The rangers knew the female otter had pups, because milk came from the nipples of the dead animal. They did everything to find the orphaned animals. …
The Forestry Commission says on its website that the pups are about three months old and still cannot survive independently. It is, therefore, considered to be special that they survived the past 10 days. The baby otters have been brought to a shelter in Ureterp, near Leeuwarden.
Translated from RTV Oost in the Netherlands, 22 October 2014:
Then the passage goes underneath the Conradweg road. Also land animals can cross under the road through a dry passage.
This video is about a red squirrel wanting to feed on a feeder peanut. A pied flycatcher then attacks it, as the bird thinks the squirrel is too close to its nestbox on a camping ground in Dalfsen in the Netherlands.
I think the feeder and the nestbox should not have been so close together.
Corry Zunnenberg made the video.
This video about mosses is called Nonvascular Plants | Biology.
Translated from the Dutch BLWG bryologists:
Wednesday, September 3rd, 2014
Last summer Purple-fringed Riccia moss was found massively in the Overijssel canal, east of Zwolle. Purple-fringed Riccia is a moss species floating on the water which occurs mainly in the Dutch big rivers and in the fen regions.
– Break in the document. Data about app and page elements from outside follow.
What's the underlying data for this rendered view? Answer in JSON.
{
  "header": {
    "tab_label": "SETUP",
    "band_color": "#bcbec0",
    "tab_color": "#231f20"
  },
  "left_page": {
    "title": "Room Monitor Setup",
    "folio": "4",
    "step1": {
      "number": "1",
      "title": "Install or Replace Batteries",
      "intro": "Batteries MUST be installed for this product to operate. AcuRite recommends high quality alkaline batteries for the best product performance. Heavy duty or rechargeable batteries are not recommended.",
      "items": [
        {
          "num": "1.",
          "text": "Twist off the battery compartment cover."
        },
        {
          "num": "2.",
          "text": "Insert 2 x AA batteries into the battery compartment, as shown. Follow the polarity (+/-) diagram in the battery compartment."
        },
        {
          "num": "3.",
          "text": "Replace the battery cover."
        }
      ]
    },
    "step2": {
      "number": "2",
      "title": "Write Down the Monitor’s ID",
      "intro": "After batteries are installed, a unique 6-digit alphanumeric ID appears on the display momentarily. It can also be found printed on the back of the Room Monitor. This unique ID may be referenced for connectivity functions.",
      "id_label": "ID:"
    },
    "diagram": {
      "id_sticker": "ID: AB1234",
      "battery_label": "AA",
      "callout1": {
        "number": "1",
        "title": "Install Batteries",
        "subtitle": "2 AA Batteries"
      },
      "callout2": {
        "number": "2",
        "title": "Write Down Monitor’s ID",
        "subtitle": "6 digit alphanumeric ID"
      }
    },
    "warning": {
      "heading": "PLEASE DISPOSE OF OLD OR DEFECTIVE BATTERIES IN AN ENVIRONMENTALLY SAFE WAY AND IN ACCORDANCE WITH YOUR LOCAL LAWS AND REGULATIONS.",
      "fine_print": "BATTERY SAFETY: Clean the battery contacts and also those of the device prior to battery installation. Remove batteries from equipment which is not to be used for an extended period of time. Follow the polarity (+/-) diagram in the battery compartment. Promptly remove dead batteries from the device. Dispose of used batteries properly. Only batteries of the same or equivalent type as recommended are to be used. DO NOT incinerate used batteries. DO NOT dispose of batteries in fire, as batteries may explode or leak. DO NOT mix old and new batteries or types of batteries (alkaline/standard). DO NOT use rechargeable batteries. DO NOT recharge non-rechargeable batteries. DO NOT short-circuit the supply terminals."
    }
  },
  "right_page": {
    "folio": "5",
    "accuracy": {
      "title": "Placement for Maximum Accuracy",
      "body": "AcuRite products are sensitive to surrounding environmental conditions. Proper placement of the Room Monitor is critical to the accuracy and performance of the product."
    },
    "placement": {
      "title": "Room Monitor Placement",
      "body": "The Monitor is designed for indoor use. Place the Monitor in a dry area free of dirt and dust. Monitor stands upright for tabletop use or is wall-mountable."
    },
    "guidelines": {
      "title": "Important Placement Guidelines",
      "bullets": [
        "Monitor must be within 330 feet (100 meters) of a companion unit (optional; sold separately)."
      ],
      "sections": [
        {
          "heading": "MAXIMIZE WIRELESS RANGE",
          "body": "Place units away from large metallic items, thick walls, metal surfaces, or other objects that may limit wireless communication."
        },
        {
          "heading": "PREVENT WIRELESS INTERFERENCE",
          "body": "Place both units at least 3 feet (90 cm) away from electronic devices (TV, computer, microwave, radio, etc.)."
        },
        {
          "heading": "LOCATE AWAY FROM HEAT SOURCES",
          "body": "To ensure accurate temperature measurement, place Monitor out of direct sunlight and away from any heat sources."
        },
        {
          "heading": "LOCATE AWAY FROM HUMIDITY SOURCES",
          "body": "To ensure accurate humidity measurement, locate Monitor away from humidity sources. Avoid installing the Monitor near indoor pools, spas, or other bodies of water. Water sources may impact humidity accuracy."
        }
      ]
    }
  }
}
From the surrounding area, the species was not previously known. Purple-fringed Riccia is an indicator of clean water.
The discoverer of the species, Melchior van Tweel, found the Purple-fringed Riccia (Ricciocarpos natans) during a cycling holiday in Lemelerveld village along the Overijssel canal.